(Data records for software interfaces)
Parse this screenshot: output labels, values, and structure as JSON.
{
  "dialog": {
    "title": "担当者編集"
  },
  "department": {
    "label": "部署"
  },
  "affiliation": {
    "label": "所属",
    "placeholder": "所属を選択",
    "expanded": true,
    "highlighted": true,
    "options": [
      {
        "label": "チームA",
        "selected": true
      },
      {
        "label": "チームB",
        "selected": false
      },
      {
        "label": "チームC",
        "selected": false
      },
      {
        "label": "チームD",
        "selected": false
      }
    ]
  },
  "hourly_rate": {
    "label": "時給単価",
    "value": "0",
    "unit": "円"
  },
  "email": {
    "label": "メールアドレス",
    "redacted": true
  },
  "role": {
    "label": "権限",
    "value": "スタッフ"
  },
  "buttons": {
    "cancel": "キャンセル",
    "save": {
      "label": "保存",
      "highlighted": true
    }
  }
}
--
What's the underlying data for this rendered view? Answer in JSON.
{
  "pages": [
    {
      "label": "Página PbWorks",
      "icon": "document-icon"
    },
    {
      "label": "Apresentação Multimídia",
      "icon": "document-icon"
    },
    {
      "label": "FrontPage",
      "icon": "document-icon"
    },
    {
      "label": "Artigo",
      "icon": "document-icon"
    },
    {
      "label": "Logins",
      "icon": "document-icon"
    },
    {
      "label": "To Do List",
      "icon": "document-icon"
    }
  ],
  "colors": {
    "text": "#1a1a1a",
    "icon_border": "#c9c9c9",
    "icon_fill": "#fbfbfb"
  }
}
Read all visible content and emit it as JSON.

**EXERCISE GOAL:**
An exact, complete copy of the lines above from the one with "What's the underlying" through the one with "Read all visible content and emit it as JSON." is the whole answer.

**TASK RESULT:**
What's the underlying data for this rendered view? Answer in JSON.
{
  "pages": [
    {
      "label": "Página PbWorks",
      "icon": "document-icon"
    },
    {
      "label": "Apresentação Multimídia",
      "icon": "document-icon"
    },
    {
      "label": "FrontPage",
      "icon": "document-icon"
    },
    {
      "label": "Artigo",
      "icon": "document-icon"
    },
    {
      "label": "Logins",
      "icon": "document-icon"
    },
    {
      "label": "To Do List",
      "icon": "document-icon"
    }
  ],
  "colors": {
    "text": "#1a1a1a",
    "icon_border": "#c9c9c9",
    "icon_fill": "#fbfbfb"
  }
}
Read all visible content and emit it as JSON.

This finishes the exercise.